British Land's residential ambitions
has made its first major foray into residential property by buying Wardrobe Court - a small 18th century square of serviced apartments nestled between St Paul’s Cathedral and the River Thames. Historically, the UK commercial property industry has largely shunned housing because net rental yields are low, it's hard to buy in bulk and requires intensive management. But is this move by Britain’s second-largest listed property group a turning point?
The rationale for the deal is the sunny outlook for prime London rents. British Land thinks it will be able to re-let the apartments “at a significantly higher rent” when the current lease to serviced apartment operator BridgeStreet expires in 2014. But the announcement also explicitly says the group might sell the flats as private homes. So British Land is not committed to building a residential portfolio per se.
The same goes for
London & Stamford
, a ‘vulture’ fund launched during the property crash that has bought flats in Arsenal and Battersea. Founder and industry veteran Patrick Vaughan, who sees strong rental growth ahead, wants to expand the company's residential portfolio further. “We’re catering to people who can’t save a 25 per cent deposit to buy. There’s a real sweet spot there - we have an orderly queue of quality customers,” he enthuses. But the company has an even more opportunistic approach to property ownership than British Land. The temptation will be to sell them to emotionally-attached occupiers when the mortgage market recovers - although this could be years away.
But the kind of financial institutions who own vast swathes of housing on the continent - pension funds and insurance groups - have been slow to react to the rental boom. They have long talked of launching residential funds on the basis that housing has outperformed commercial property by some margin historically. And the government - which pushed institutions out of housing in the 1960s by regulating tenancies - is keen to attract their capital back in order to stimulate house-building. It even reformed stamp duty in favour of bulk purchases in the last Budget.
But the only institutional investor to have announced firm plans is

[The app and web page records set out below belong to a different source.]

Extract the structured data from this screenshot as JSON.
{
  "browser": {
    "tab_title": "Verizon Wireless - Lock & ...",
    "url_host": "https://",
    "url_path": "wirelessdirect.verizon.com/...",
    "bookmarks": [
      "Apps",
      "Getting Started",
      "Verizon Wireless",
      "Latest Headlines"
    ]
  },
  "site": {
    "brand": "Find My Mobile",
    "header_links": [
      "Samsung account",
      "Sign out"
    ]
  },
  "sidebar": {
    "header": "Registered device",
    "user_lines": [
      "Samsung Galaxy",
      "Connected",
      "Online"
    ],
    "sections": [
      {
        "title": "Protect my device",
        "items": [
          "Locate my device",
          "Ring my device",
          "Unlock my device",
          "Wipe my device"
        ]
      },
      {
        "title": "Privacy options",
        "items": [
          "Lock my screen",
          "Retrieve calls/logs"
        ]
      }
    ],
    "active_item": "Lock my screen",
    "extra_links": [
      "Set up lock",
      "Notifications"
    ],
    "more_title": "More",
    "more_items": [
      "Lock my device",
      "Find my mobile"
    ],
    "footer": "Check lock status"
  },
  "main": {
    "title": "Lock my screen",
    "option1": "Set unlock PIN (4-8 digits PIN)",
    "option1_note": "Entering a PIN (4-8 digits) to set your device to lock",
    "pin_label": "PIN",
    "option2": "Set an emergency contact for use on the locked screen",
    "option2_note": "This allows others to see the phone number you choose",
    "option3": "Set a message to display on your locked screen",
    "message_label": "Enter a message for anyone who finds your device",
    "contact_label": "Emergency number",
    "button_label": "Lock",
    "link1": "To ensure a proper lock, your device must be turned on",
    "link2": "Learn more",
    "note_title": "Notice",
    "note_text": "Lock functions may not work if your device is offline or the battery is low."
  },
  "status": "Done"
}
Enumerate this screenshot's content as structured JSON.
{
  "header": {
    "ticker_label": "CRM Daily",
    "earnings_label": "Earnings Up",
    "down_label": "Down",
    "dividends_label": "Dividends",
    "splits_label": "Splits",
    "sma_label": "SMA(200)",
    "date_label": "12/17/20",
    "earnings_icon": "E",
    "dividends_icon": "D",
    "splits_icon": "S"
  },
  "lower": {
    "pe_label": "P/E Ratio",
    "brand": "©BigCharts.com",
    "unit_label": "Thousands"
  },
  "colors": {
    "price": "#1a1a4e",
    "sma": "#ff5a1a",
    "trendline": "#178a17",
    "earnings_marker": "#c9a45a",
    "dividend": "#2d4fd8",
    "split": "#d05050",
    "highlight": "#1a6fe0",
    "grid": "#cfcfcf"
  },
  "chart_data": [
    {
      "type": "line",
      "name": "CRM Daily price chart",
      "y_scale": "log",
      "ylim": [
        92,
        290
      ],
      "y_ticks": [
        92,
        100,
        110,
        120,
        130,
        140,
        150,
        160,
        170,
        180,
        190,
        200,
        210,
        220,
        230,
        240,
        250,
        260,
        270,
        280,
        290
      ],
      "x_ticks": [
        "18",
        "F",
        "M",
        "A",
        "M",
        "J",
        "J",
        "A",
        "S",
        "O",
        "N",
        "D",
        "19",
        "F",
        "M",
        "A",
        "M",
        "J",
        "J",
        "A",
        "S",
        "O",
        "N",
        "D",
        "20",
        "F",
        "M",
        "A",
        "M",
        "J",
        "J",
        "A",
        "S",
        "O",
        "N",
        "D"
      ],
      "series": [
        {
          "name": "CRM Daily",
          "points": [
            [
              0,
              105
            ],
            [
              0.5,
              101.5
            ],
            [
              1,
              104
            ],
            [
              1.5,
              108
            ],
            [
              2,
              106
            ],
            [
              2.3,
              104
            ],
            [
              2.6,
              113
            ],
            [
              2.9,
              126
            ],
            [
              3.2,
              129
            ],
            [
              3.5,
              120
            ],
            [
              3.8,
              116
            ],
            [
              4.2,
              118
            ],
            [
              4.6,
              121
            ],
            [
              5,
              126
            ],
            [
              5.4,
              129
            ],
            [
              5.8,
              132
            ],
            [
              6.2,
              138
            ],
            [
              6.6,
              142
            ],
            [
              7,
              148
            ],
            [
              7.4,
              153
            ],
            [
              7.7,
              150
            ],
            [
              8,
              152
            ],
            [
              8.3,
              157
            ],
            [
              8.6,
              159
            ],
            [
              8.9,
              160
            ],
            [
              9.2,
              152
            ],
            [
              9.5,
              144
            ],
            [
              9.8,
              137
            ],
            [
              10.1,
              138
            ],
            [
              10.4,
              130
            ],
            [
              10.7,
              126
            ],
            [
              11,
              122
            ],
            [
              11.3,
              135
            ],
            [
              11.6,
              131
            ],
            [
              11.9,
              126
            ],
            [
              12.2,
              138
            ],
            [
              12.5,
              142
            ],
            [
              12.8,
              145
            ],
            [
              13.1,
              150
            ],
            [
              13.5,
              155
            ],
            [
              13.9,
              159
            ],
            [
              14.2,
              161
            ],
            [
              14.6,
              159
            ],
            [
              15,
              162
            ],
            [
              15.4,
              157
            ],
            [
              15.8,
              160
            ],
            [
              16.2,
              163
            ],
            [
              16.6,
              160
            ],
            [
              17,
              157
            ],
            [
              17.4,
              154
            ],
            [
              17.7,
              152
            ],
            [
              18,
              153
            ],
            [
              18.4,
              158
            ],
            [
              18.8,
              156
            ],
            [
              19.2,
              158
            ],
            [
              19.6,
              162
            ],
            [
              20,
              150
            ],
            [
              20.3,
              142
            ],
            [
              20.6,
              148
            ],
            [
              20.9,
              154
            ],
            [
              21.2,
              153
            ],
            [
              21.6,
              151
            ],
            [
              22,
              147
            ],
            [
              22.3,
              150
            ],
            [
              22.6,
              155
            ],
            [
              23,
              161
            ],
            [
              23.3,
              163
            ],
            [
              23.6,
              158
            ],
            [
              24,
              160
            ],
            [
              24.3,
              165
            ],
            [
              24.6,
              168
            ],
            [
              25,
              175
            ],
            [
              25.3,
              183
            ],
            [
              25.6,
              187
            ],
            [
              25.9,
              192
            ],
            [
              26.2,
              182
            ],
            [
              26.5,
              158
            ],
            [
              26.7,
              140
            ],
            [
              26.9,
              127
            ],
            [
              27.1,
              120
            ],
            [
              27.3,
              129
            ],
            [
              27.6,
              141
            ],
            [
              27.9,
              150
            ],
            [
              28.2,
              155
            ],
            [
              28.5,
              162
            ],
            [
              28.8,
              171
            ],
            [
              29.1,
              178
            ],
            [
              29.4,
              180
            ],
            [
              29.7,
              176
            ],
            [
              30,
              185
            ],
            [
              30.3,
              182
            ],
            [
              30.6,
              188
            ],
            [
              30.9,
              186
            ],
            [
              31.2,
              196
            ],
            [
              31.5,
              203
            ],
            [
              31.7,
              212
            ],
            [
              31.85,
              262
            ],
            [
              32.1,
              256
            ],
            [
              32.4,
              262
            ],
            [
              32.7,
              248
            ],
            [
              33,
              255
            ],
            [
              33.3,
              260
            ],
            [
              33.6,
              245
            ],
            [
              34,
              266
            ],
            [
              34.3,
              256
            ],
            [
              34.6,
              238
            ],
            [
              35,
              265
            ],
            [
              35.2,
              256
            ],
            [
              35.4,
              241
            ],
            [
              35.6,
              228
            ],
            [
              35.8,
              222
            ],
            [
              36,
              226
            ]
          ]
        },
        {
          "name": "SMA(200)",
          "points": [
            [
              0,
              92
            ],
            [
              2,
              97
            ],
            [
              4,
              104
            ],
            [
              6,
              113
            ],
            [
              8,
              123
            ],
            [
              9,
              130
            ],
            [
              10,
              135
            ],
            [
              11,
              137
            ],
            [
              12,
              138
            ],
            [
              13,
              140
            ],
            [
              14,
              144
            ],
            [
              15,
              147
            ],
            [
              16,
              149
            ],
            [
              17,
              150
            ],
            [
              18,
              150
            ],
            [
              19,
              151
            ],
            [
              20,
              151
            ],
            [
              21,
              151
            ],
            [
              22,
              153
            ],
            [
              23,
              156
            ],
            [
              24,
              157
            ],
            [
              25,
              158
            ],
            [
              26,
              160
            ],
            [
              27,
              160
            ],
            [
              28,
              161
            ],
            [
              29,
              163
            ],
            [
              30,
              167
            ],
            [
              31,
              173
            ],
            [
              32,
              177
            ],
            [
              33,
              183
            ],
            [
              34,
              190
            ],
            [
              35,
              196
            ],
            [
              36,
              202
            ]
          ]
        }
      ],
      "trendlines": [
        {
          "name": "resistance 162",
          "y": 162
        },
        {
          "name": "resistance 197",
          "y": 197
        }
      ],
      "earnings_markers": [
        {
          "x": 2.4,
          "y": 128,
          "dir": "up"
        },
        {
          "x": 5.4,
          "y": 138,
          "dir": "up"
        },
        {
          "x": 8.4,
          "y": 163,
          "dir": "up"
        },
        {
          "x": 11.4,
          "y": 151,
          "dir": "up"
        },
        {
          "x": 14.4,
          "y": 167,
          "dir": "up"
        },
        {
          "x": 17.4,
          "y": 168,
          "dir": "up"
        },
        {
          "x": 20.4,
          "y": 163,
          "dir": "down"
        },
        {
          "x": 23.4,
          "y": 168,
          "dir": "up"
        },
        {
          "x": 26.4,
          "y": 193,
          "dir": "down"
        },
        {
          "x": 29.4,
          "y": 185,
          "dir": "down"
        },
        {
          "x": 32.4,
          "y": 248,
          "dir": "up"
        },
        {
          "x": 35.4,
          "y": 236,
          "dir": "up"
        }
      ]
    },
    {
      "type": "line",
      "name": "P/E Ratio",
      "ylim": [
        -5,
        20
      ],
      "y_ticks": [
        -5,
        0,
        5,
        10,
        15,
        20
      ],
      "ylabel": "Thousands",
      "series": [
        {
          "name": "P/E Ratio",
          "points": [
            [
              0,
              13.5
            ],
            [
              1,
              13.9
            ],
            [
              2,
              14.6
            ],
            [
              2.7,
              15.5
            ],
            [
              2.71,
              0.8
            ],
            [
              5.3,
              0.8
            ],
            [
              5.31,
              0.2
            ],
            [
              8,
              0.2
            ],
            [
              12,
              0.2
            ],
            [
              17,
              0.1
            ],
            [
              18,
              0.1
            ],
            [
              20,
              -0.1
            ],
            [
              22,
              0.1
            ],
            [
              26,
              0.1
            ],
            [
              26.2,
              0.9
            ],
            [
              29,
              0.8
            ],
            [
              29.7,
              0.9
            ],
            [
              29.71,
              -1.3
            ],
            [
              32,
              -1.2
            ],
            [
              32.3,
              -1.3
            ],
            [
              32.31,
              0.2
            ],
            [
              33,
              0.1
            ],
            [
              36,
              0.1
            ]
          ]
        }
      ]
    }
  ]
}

, which is reportedly working with housebuilder Telford Homes on a 'build-to-let' portfolio. Aegon Asset Management tried to create a fund last year using the existing residential portfolio of Aim-listed supermarket developer
. But it failed to stir up sufficient interest among pension funds and the project was eventually scrapped. The era of institutional home-ownership in the UK is still far in the future.
By Stephen Wilmot,
06 July 2011